Richard Seymour of Keele University explains how his partnership with Saltbox and its service users helps research into dementia
At a time when the government is counting every penny it spends, anyone who asks for more of it has to come up with some pretty good reasons for why they deserve it. This includes universities. Our country’s academics spend millions every year on research. Much of it is your money. You have every right to know it is not being wasted.
For that reason, universities are falling over themselves to prove the research they do has impact. That means, in part, that the work they do benefits you, the taxpayer. Psychology departments are in a great position to be able to do this as they routinely look for ways to make people’s lives better. Even that is not enough, though. Academics need to step outside their bubbles and engage directly with the community. They need to partner with local councils, businesses and charities. In doing so they get to find out what people want from them. The public can even get involved as co-researchers.
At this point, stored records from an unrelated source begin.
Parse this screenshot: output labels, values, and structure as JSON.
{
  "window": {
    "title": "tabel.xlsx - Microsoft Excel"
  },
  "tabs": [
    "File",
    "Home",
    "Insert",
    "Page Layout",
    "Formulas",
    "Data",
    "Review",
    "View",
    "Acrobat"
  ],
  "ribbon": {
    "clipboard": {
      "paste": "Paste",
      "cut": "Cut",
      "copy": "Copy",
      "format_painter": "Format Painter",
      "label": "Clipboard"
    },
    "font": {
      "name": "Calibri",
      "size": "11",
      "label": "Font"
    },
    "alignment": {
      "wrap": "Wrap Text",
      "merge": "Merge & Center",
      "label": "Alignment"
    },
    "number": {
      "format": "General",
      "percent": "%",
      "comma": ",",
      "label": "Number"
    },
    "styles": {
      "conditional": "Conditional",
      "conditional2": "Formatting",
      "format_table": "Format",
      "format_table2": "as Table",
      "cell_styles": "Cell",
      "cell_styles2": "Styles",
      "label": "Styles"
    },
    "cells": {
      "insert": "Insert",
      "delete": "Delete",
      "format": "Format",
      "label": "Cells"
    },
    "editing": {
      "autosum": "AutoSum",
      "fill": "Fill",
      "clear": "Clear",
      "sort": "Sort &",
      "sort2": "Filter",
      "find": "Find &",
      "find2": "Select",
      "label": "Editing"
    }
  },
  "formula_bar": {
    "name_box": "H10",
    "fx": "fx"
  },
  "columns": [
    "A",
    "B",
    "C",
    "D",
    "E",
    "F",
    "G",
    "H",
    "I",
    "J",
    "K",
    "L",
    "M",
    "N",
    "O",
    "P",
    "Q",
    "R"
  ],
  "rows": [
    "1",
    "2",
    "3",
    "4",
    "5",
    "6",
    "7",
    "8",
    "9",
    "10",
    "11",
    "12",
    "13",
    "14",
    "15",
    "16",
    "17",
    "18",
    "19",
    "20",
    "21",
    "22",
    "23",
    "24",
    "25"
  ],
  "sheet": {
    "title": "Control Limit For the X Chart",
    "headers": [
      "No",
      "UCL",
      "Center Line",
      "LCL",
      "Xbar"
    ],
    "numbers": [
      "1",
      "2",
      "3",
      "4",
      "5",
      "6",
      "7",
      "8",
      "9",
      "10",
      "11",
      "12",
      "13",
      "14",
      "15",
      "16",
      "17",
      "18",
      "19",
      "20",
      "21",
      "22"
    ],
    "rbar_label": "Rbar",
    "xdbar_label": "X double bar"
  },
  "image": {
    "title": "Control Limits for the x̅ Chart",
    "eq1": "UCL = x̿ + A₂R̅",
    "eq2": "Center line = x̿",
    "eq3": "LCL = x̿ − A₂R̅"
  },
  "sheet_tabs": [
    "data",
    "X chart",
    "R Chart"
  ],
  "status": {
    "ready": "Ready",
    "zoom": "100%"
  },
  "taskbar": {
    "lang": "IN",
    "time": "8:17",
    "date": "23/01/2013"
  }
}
I’m a postgraduate student at Keele university. My research examines how useful poetry is at promoting well-being in older adults. Do different themes of poetry have different effects (it seems that they do); what psychological mechanisms are at play? I’ve partnered with local care homes who are really keen to help as they think it will benefit their residents.
I’ve also teamed up with Saltbox. I’ve found their local knowledge and book of contacts invaluable. Even better than that, some of their members, via CareLink, have even agreed to participate directly in a study which evaluates the effectiveness of poetry-based programme. In addition, the OPEN project has proven invaluable in providing introductions to key contacts at residential homes and the city council’s Ageing Well team – along with several staff and committee members to facilitate group reading sessions.
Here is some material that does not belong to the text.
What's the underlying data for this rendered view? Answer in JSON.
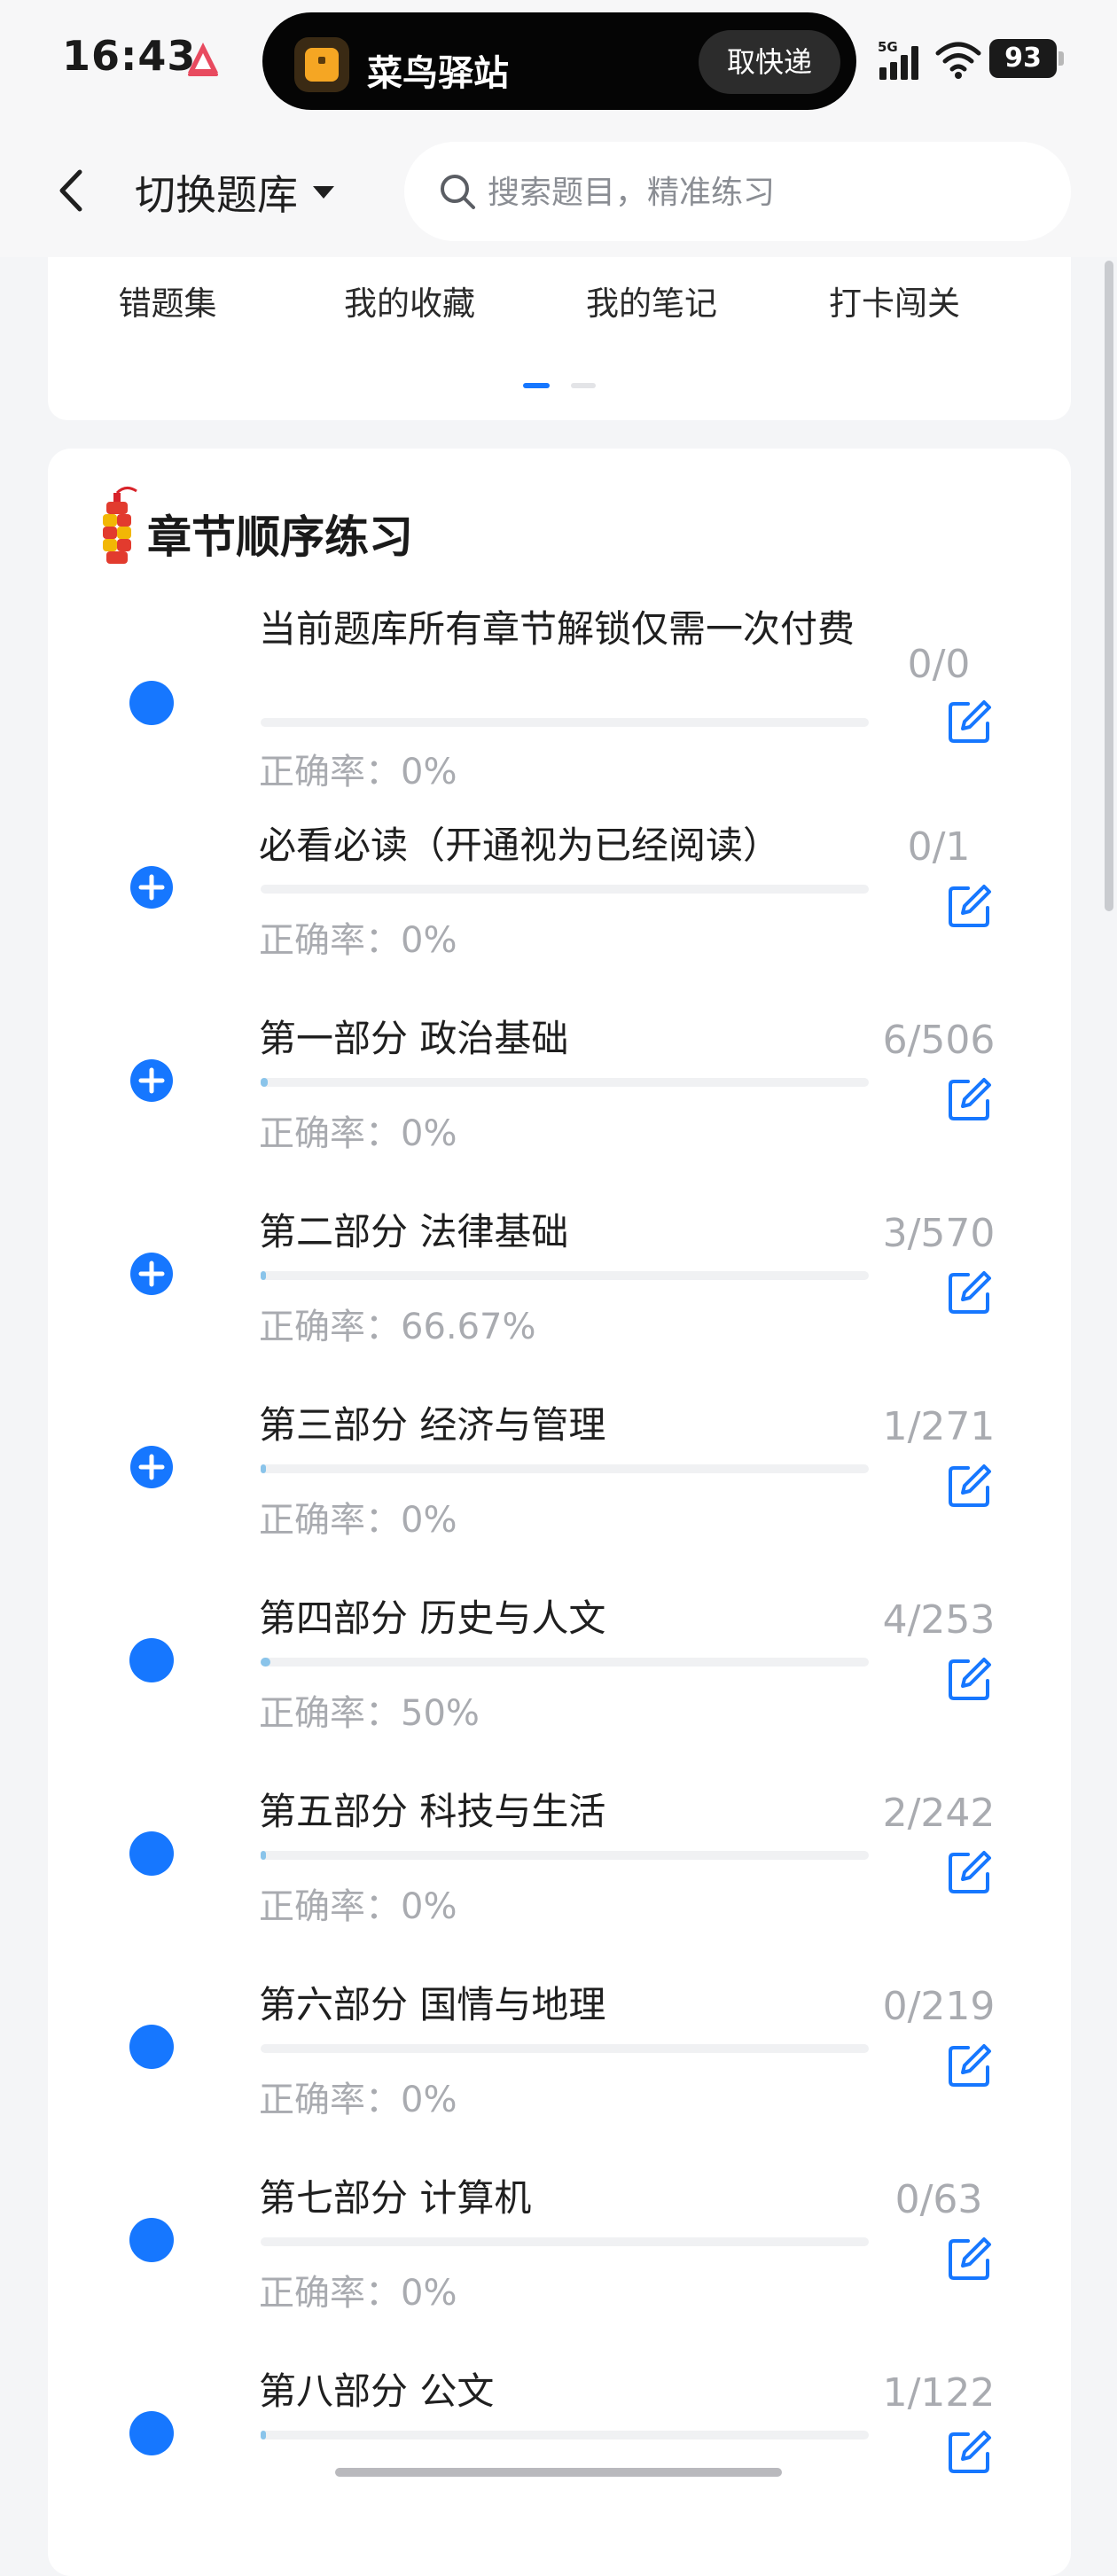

It’s extraordinarily gratifying to have enjoyed so much interest and support in my research from a local charity that is so important to the lives of many of Stoke on Trent’s older people. And through Saltbox I am able to spread the news, as it were, about how your money is being spent and why. Hopefully you’ll agree by the end of it, it was all good value for money.
Richard Seymour, Poetry Project 2017